PROMPT:
Write the records out exactly as shown. No pictures.

*** SOURCE MATERIAL Section Begins ***

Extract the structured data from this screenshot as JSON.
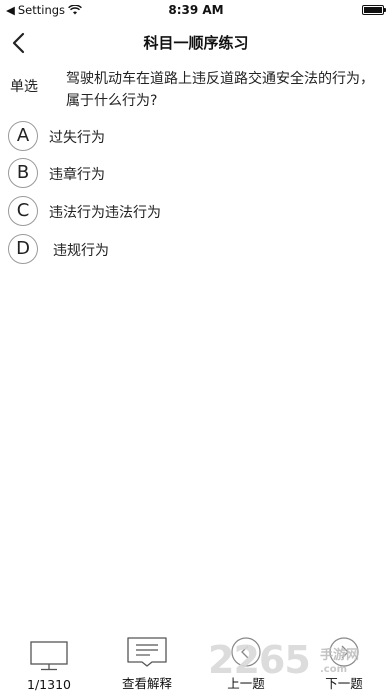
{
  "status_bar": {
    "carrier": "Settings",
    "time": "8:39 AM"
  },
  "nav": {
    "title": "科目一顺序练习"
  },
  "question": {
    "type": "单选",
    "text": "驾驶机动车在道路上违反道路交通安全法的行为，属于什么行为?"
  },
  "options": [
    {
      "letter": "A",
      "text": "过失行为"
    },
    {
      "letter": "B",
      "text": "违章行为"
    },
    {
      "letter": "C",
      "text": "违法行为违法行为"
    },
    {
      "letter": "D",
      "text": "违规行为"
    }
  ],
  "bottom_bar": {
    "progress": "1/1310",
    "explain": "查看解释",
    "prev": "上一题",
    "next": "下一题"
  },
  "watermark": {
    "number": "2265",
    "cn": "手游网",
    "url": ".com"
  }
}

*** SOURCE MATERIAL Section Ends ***

COMPLETED EXERCISE:
Extract the structured data from this screenshot as JSON.
{
  "status_bar": {
    "carrier": "Settings",
    "time": "8:39 AM"
  },
  "nav": {
    "title": "科目一顺序练习"
  },
  "question": {
    "type": "单选",
    "text": "驾驶机动车在道路上违反道路交通安全法的行为，属于什么行为?"
  },
  "options": [
    {
      "letter": "A",
      "text": "过失行为"
    },
    {
      "letter": "B",
      "text": "违章行为"
    },
    {
      "letter": "C",
      "text": "违法行为违法行为"
    },
    {
      "letter": "D",
      "text": "违规行为"
    }
  ],
  "bottom_bar": {
    "progress": "1/1310",
    "explain": "查看解释",
    "prev": "上一题",
    "next": "下一题"
  },
  "watermark": {
    "number": "2265",
    "cn": "手游网",
    "url": ".com"
  }
}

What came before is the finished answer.